Saturday, 26 March 2011

13 Things for Curriculum Design

I participated in the 23 Things course for librarians in Cambridge last summer, learned so much and got to know more of the community of librarians here, so when I spotted Emma's tweet about this 13 Things course last week I was curious to see what would happen with this programme.

To answer the questions - before becoming a librarian I qualified as a secondary school teacher in Ireland.  I have experience of teaching music and German privately and in classes of up to 30 students.  The curricula for Junior and Leaving Cert state exams were set by the State Examinations Commission, but the Transition Year programme (for 15-16 year olds) was less formally structured so I designed the programmes I taught for that.

Librarians have a very important role in teaching and training within the university context.  We teach the students about managing their information, referencing, finding and using resources (both in print and online) and critical appraisal of these resources.  We don't currently have a structured curriculum for information literacy in Cambridge, but this is something that some other universities offer already and I believe there's an Arcadia project starting soon to design one here too.  I'm planning to watch what's happening in the 13 Things programme to see what tools are suggested but more importantly to get an insight into what others are doing in curriculum design in the university.

Sunday, 20 March 2011

#lisbkchat: Librarianship book discussions online

I "listened" with half an ear to the #catbkchat Celine took part in last week on Twitter.  Although I haven't read the book so wasn't really following, I think it's a great idea and was wondering if any librarians/info pros out there would be interested in doing a more general #lisbkchat?  The idea would be that we pick a book to read, pick a day to discuss it and basically have an online librarianship book club.  My personal vote would be to start with something related to information literacy since I'll be eating, sleeping and breathing that stuff over the next few months for my dissertation anyway.  Anyone up for it?  And if so, any suggested book titles to start with?

Thursday, 17 March 2011

LibTeachMeets on the CILIP Update Blog

This post was originally written for the CILIP Update blog.  This version has been edited for clarity and to include information about other LibTeachMeets I've heard about since then.  Thanks again to Matthew Mezey for accepting the original and for giving the go-ahead to republish it here.

Last summer while browsing through 23 Things blogs I came across a post by Isla Kuhn talking about a certain format that school teachers use to share teaching advice and experience in an informal setting.  Isla wondered aloud whether this 'TeachMeet' idea would work for librarians too, and got immediate enthusiastic responses from several Cambridge librarians.  We held our first LibTeachMeet back in September, are now planning our second one, and other similar events have been popping up around the UK.

What are they?
TeachMeets are relatively small, informal events - we've had 50-60 attending ours.  Attendees sign up using a wiki or bookings form to give 2 Minute Nanopresentations, 5 Minute Micropresentations or to attend as an Enthusiastic Lurker.

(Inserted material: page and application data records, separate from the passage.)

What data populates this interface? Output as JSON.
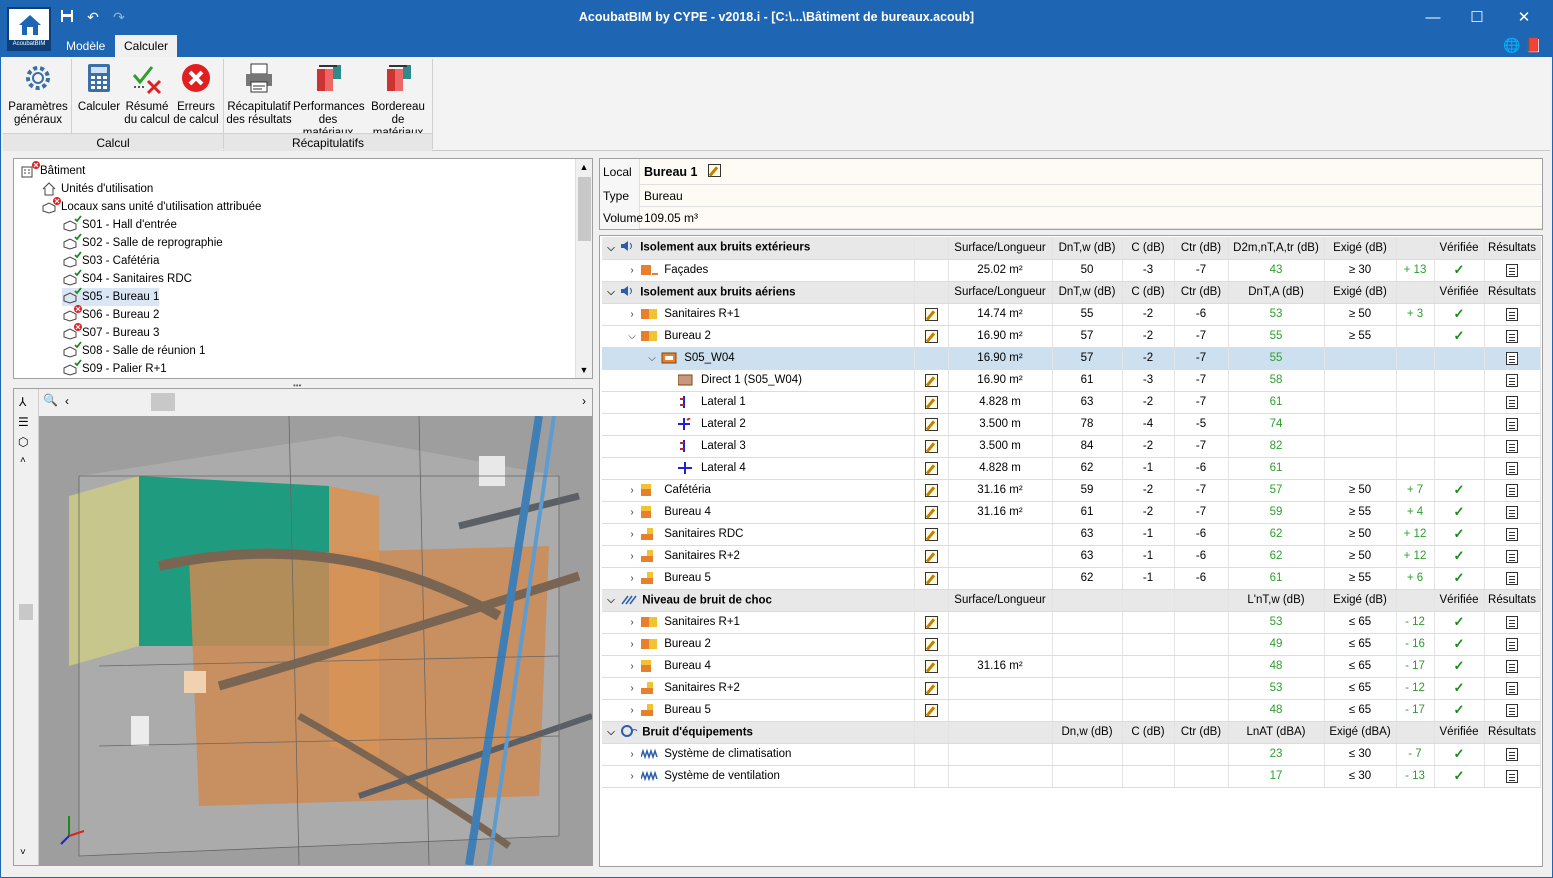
{
  "window": {
    "title": "AcoubatBIM by CYPE - v2018.i - [C:\\...\\Bâtiment de bureaux.acoub]",
    "app_logo_text": "AcoubatBIM",
    "tabs": [
      "Modèle",
      "Calculer"
    ],
    "active_tab": "Calculer"
  },
  "ribbon": {
    "buttons": [
      {
        "id": "params",
        "line1": "Paramètres",
        "line2": "généraux",
        "icon": "gear-icon"
      },
      {
        "id": "calc",
        "line1": "Calculer",
        "line2": "",
        "icon": "calculator-icon"
      },
      {
        "id": "summary",
        "line1": "Résumé",
        "line2": "du calcul",
        "icon": "check-cross-icon"
      },
      {
        "id": "errors",
        "line1": "Erreurs",
        "line2": "de calcul",
        "icon": "error-icon"
      },
      {
        "id": "recap",
        "line1": "Récapitulatif",
        "line2": "des résultats",
        "icon": "printer-icon"
      },
      {
        "id": "perf",
        "line1": "Performances",
        "line2": "des matériaux",
        "icon": "materials-icon"
      },
      {
        "id": "bord",
        "line1": "Bordereau",
        "line2": "de matériaux",
        "icon": "materials-icon"
      }
    ],
    "groups": [
      "Calcul",
      "Récapitulatifs"
    ]
  },
  "tree": {
    "items": [
      {
        "label": "Bâtiment",
        "level": 0,
        "status": "error"
      },
      {
        "label": "Unités d'utilisation",
        "level": 1,
        "status": "none"
      },
      {
        "label": "Locaux sans unité d'utilisation attribuée",
        "level": 1,
        "status": "error"
      },
      {
        "label": "S01 - Hall d'entrée",
        "level": 2,
        "status": "ok"
      },
      {
        "label": "S02 - Salle de reprographie",
        "level": 2,
        "status": "ok"
      },
      {
        "label": "S03 - Cafétéria",
        "level": 2,
        "status": "ok"
      },
      {
        "label": "S04 - Sanitaires RDC",
        "level": 2,
        "status": "ok"
      },
      {
        "label": "S05 - Bureau 1",
        "level": 2,
        "status": "ok",
        "selected": true
      },
      {
        "label": "S06 - Bureau 2",
        "level": 2,
        "status": "error"
      },
      {
        "label": "S07 - Bureau 3",
        "level": 2,
        "status": "error"
      },
      {
        "label": "S08 - Salle de réunion 1",
        "level": 2,
        "status": "ok"
      },
      {
        "label": "S09 - Palier R+1",
        "level": 2,
        "status": "ok"
      }
    ]
  },
  "local": {
    "local_label": "Local",
    "local_value": "Bureau 1",
    "type_label": "Type",
    "type_value": "Bureau",
    "volume_label": "Volume",
    "volume_value": "109.05 m³"
  },
  "sections": [
    {
      "title": "Isolement aux bruits extérieurs",
      "icon": "speaker-icon",
      "headers": [
        "Surface/Longueur",
        "DnT,w (dB)",
        "C (dB)",
        "Ctr (dB)",
        "D2m,nT,A,tr (dB)",
        "Exigé (dB)",
        "",
        "Vérifiée",
        "Résultats"
      ],
      "rows": [
        {
          "name": "Façades",
          "lvl": 1,
          "chev": ">",
          "sw": "orange-dash",
          "edit": false,
          "cells": [
            "25.02 m²",
            "50",
            "-3",
            "-7",
            "43",
            "≥ 30",
            "+ 13"
          ],
          "ok": true,
          "res": true
        }
      ]
    },
    {
      "title": "Isolement aux bruits aériens",
      "icon": "speaker-icon",
      "headers": [
        "Surface/Longueur",
        "DnT,w (dB)",
        "C (dB)",
        "Ctr (dB)",
        "DnT,A (dB)",
        "Exigé (dB)",
        "",
        "Vérifiée",
        "Résultats"
      ],
      "rows": [
        {
          "name": "Sanitaires R+1",
          "lvl": 1,
          "chev": ">",
          "sw": "orange-yellow",
          "edit": true,
          "cells": [
            "14.74 m²",
            "55",
            "-2",
            "-6",
            "53",
            "≥ 50",
            "+ 3"
          ],
          "ok": true,
          "res": true
        },
        {
          "name": "Bureau 2",
          "lvl": 1,
          "chev": "v",
          "sw": "orange-yellow",
          "edit": true,
          "cells": [
            "16.90 m²",
            "57",
            "-2",
            "-7",
            "55",
            "≥ 55",
            ""
          ],
          "ok": true,
          "res": true
        },
        {
          "name": "S05_W04",
          "lvl": 2,
          "chev": "v",
          "sw": "wall",
          "edit": false,
          "cells": [
            "16.90 m²",
            "57",
            "-2",
            "-7",
            "55",
            "",
            ""
          ],
          "ok": false,
          "res": true,
          "hl": true
        },
        {
          "name": "Direct 1 (S05_W04)",
          "lvl": 3,
          "chev": "",
          "sw": "brown",
          "edit": true,
          "cells": [
            "16.90 m²",
            "61",
            "-3",
            "-7",
            "58",
            "",
            ""
          ],
          "ok": false,
          "res": true
        },
        {
          "name": "Lateral 1",
          "lvl": 3,
          "chev": "",
          "sw": "lat-a",
          "edit": true,
          "cells": [
            "4.828 m",
            "63",
            "-2",
            "-7",
            "61",
            "",
            ""
          ],
          "ok": false,
          "res": true
        },
        {
          "name": "Lateral 2",
          "lvl": 3,
          "chev": "",
          "sw": "lat-b",
          "edit": true,
          "cells": [
            "3.500 m",
            "78",
            "-4",
            "-5",
            "74",
            "",
            ""
          ],
          "ok": false,
          "res": true
        },
        {
          "name": "Lateral 3",
          "lvl": 3,
          "chev": "",
          "sw": "lat-a",
          "edit": true,
          "cells": [
            "3.500 m",
            "84",
            "-2",
            "-7",
            "82",
            "",
            ""
          ],
          "ok": false,
          "res": true
        },
        {
          "name": "Lateral 4",
          "lvl": 3,
          "chev": "",
          "sw": "lat-c",
          "edit": true,
          "cells": [
            "4.828 m",
            "62",
            "-1",
            "-6",
            "61",
            "",
            ""
          ],
          "ok": false,
          "res": true
        },
        {
          "name": "Cafétéria",
          "lvl": 1,
          "chev": ">",
          "sw": "orange-top",
          "edit": true,
          "cells": [
            "31.16 m²",
            "59",
            "-2",
            "-7",
            "57",
            "≥ 50",
            "+ 7"
          ],
          "ok": true,
          "res": true
        },
        {
          "name": "Bureau 4",
          "lvl": 1,
          "chev": ">",
          "sw": "orange-top",
          "edit": true,
          "cells": [
            "31.16 m²",
            "61",
            "-2",
            "-7",
            "59",
            "≥ 55",
            "+ 4"
          ],
          "ok": true,
          "res": true
        },
        {
          "name": "Sanitaires RDC",
          "lvl": 1,
          "chev": ">",
          "sw": "orange-side",
          "edit": true,
          "cells": [
            "",
            "63",
            "-1",
            "-6",
            "62",
            "≥ 50",
            "+ 12"
          ],
          "ok": true,
          "res": true
        },
        {
          "name": "Sanitaires R+2",
          "lvl": 1,
          "chev": ">",
          "sw": "orange-side",
          "edit": true,
          "cells": [
            "",
            "63",
            "-1",
            "-6",
            "62",
            "≥ 50",
            "+ 12"
          ],
          "ok": true,
          "res": true
        },
        {
          "name": "Bureau 5",
          "lvl": 1,
          "chev": ">",
          "sw": "orange-side",
          "edit": true,
          "cells": [
            "",
            "62",
            "-1",
            "-6",
            "61",
            "≥ 55",
            "+ 6"
          ],
          "ok": true,
          "res": true
        }
      ]
    },
    {
      "title": "Niveau de bruit de choc",
      "icon": "impact-icon",
      "headers": [
        "Surface/Longueur",
        "",
        "",
        "",
        "L'nT,w (dB)",
        "Exigé (dB)",
        "",
        "Vérifiée",
        "Résultats"
      ],
      "rows": [
        {
          "name": "Sanitaires R+1",
          "lvl": 1,
          "chev": ">",
          "sw": "orange-yellow",
          "edit": true,
          "cells": [
            "",
            "",
            "",
            "",
            "53",
            "≤ 65",
            "- 12"
          ],
          "ok": true,
          "res": true
        },
        {
          "name": "Bureau 2",
          "lvl": 1,
          "chev": ">",
          "sw": "orange-yellow",
          "edit": true,
          "cells": [
            "",
            "",
            "",
            "",
            "49",
            "≤ 65",
            "- 16"
          ],
          "ok": true,
          "res": true
        },
        {
          "name": "Bureau 4",
          "lvl": 1,
          "chev": ">",
          "sw": "orange-top",
          "edit": true,
          "cells": [
            "31.16 m²",
            "",
            "",
            "",
            "48",
            "≤ 65",
            "- 17"
          ],
          "ok": true,
          "res": true
        },
        {
          "name": "Sanitaires R+2",
          "lvl": 1,
          "chev": ">",
          "sw": "orange-side",
          "edit": true,
          "cells": [
            "",
            "",
            "",
            "",
            "53",
            "≤ 65",
            "- 12"
          ],
          "ok": true,
          "res": true
        },
        {
          "name": "Bureau 5",
          "lvl": 1,
          "chev": ">",
          "sw": "orange-side",
          "edit": true,
          "cells": [
            "",
            "",
            "",
            "",
            "48",
            "≤ 65",
            "- 17"
          ],
          "ok": true,
          "res": true
        }
      ]
    },
    {
      "title": "Bruit d'équipements",
      "icon": "equipment-icon",
      "headers": [
        "",
        "Dn,w (dB)",
        "C (dB)",
        "Ctr (dB)",
        "LnAT (dBA)",
        "Exigé (dBA)",
        "",
        "Vérifiée",
        "Résultats"
      ],
      "rows": [
        {
          "name": "Système de climatisation",
          "lvl": 1,
          "chev": ">",
          "sw": "wave",
          "edit": false,
          "cells": [
            "",
            "",
            "",
            "",
            "23",
            "≤ 30",
            "- 7"
          ],
          "ok": true,
          "res": true
        },
        {
          "name": "Système de ventilation",
          "lvl": 1,
          "chev": ">",
          "sw": "wave",
          "edit": false,
          "cells": [
            "",
            "",
            "",
            "",
            "17",
            "≤ 30",
            "- 13"
          ],
          "ok": true,
          "res": true
        }
      ]
    }
  ],
  "colors": {
    "titlebar": "#1e66b4",
    "ok_green": "#2e9e2e",
    "highlight": "#cde0ef"
  },
  "glyphs": {
    "check": "✓",
    "chev_right": "❯",
    "chev_down": "⌄"
  }
}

Talks are two or five minutes long and the order is usually randomly selected on the night.  These talks may be complemented by networking activities - the recent Huddersfield TeachMeet included a speed networking session.  The bite-sized talks mean that librarians can get lots of ideas in a short space of time, and the informal approach makes it a less daunting format for new presenters.

Upcoming LibTeachMeets

Huddersfield Librarian TeachMeet (#hudteachmeet) took place last month and there are plans to organise TeachMeets in London (@_moo_), Oxford (@gallagherliz), Bournemouth (@CarolineCooke) and Bristol (@tomroper/@wigglesweets).

What's involved in planning a TeachMeet?
TeachMeet planning can be as formal or informal as you choose.  For our first one we took a very casual approach and we were booking up before even announcing a venue!  Second time around we've been much more organised.  We announced date and venue details well in advance through mailing lists, blogs and Twitter and were booked out within hours of opening bookings.  For more advice on organising your own TeachMeet please visit our blog or contact us directly,

How to find out more:
edited to add Bristol 19/3/11